We're sitting here in fog as thick as soup but still smiling about trip last weekend to Berkeley Tuolemne Camp for their annual Memorial Day work weekend. It's a good deal: they put you up and feed you for free, you work your ass off. A few years ago I wised up and realized that helping sew camp costumes is easier and more fun that mopping the rec. hall and scrubbing bathrooms filled with mud from the winter. And I get free sewing lessons from an amazingly talented and very patient sewing genius.
Last we huddled in in jackets and hats as we sewed next to screened windows separating us from wind and rain. This year we had the most pleasant sweat shop ever.
Husband put his former professional skills to work repairing cabins. These days his most-used tool is the cell phone; I know he misses using the real ones.
We love our time in August with all our friends when camp is a frenzy of activity (most of which I do my best to avoid save cocktail hour on Lower Beach), but we also like the calm of this weekend when camp is comparatively empty and quiet.
The boards damming up the swimming hole are not yet up, so the river is higher, roaring beneath the bridge.
One of my favorite things are the flowering dogwoods throughout camp. By August, they're long gone and the favorites are the fragrant sugar pines.
On the morning the last day we always take time for a hike up to Small Falls.
We saw more spring flowers up there,
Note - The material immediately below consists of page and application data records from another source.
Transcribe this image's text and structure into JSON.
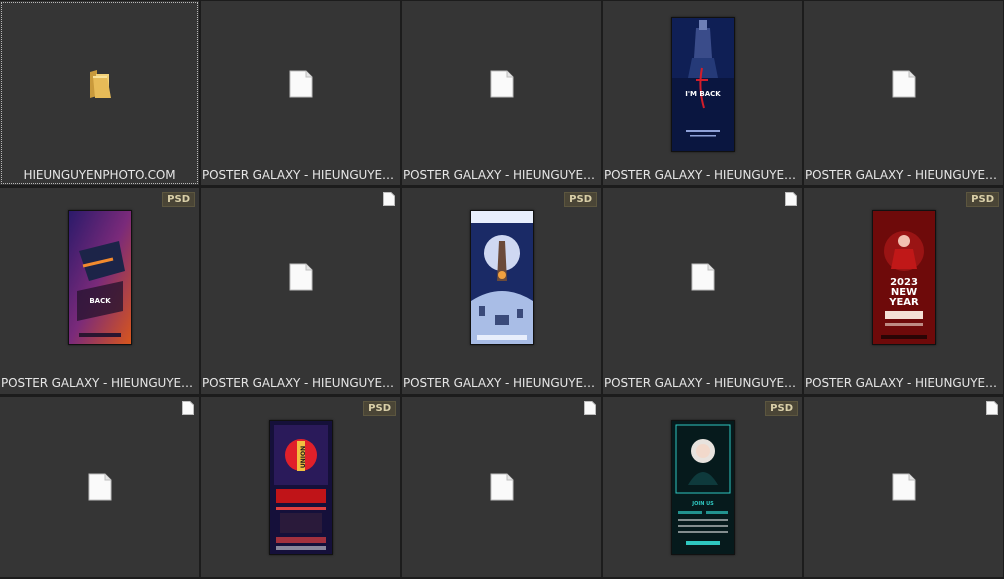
{
  "files": [
    {
      "name": "HIEUNGUYENPHOTO.COM",
      "kind": "folder-icon"
    },
    {
      "name": "POSTER GALAXY - HIEUNGUYENPHOTO.COM",
      "kind": "document-icon"
    },
    {
      "name": "POSTER GALAXY - HIEUNGUYENPHOTO.COM",
      "kind": "document-icon"
    },
    {
      "name": "POSTER GALAXY - HIEUNGUYENPHOTO.COM",
      "kind": "poster-thumbnail",
      "text": "I'M BACK"
    },
    {
      "name": "POSTER GALAXY - HIEUNGUYENPHOTO.COM",
      "kind": "document-icon"
    },
    {
      "name": "POSTER GALAXY - HIEUNGUYENPHOTO.COM",
      "kind": "poster-thumbnail",
      "badge": "PSD",
      "text": "BACK"
    },
    {
      "name": "POSTER GALAXY - HIEUNGUYENPHOTO.COM",
      "kind": "document-icon"
    },
    {
      "name": "POSTER GALAXY - HIEUNGUYENPHOTO.COM",
      "kind": "poster-thumbnail",
      "badge": "PSD"
    },
    {
      "name": "POSTER GALAXY - HIEUNGUYENPHOTO.COM",
      "kind": "document-icon"
    },
    {
      "name": "POSTER GALAXY - HIEUNGUYENPHOTO.COM",
      "kind": "poster-thumbnail",
      "badge": "PSD",
      "text": "2023 NEW YEAR"
    },
    {
      "name": "",
      "kind": "document-icon"
    },
    {
      "name": "",
      "kind": "poster-thumbnail",
      "badge": "PSD",
      "text": "UNION"
    },
    {
      "name": "",
      "kind": "document-icon"
    },
    {
      "name": "",
      "kind": "poster-thumbnail",
      "badge": "PSD",
      "text": "JOIN US"
    },
    {
      "name": "",
      "kind": "document-icon"
    }
  ],
  "colors": {
    "background": "#1c1c1c",
    "tile": "#353535",
    "caption": "#e6e6e6",
    "badge_bg": "#4a4536",
    "badge_text": "#d9cfa8"
  }
}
including this wild azalea, which we had been told about earlier in the weekend by a fellow camper. We almost missed it on the trail when I remarked on an amazing smell, and there it was.
As usual, Sophie hiked ahead on the trail, nimbly skipping over boulders that we hauled ourselves over with our bad knees and messed up shoulders. She was thrilled to make it to the top of Small Falls
until she realized that, having jumped down from a rock to get to where she was, she could not go back the same way. Water was deep and fast around where she was standing—she was stuck! But because of the roar of the falls, we couldn't hear her shouting to explain this to us. Husband took the line that she got herself in, she should get herself out. I have to admit, it's a strategy we've both agreed works will for raising an independent capable kid. After five long minutes, which included me near tears and begging Husband to go help her, we agreed some intervention was necessary.
Husband hiked up, saw the situation, and wedged a log from the rock on which she was standing to the bank that she could hold onto to make her way through the waist-deep water to where he was standing. In between there was much shouting, wild Italian hand gesturing, and eventually tears. When Husband was done with the rescue, he pushed the log over the falls. From where I was sitting down below, I counted to see how many second before it surface. And . . . it didn't. Imagine if. No, don't. She's fine and I think learned a valuable lesson.